(Items listed in a dataset)
====================

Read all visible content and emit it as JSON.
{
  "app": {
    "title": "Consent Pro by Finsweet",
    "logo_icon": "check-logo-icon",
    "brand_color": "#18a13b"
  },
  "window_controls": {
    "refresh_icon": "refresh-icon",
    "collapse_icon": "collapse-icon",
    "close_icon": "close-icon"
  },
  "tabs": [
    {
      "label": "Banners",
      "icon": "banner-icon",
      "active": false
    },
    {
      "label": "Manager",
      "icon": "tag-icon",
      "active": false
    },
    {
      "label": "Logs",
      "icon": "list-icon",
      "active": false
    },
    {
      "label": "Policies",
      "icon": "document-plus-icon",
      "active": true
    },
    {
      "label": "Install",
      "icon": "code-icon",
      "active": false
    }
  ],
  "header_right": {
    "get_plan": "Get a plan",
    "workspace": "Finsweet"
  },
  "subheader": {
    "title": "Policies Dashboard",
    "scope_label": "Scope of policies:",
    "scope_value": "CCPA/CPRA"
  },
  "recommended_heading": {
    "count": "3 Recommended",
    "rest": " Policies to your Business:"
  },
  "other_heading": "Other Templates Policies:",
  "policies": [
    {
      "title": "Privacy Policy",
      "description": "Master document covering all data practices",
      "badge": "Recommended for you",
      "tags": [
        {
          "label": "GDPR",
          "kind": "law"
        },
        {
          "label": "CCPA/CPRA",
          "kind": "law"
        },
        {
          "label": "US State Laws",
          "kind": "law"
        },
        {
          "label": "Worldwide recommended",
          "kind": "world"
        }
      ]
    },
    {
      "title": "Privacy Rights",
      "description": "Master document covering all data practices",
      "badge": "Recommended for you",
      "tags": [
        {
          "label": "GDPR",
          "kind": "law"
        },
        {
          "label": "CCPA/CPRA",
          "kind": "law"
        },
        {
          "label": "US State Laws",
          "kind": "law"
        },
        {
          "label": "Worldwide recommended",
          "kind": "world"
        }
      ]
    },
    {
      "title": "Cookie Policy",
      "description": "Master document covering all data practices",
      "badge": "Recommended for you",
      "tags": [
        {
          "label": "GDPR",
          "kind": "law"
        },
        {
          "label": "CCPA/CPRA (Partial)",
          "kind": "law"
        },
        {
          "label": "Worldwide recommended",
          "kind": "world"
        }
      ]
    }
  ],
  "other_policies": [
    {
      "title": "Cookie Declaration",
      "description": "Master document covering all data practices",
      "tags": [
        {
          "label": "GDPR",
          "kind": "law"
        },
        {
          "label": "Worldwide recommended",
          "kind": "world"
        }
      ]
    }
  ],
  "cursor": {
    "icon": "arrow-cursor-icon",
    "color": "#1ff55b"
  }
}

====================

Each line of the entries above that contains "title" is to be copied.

    "title": "Consent Pro by Finsweet",
    "title": "Policies Dashboard",
      "title": "Privacy Policy",
      "title": "Privacy Rights",
      "title": "Cookie Policy",
      "title": "Cookie Declaration",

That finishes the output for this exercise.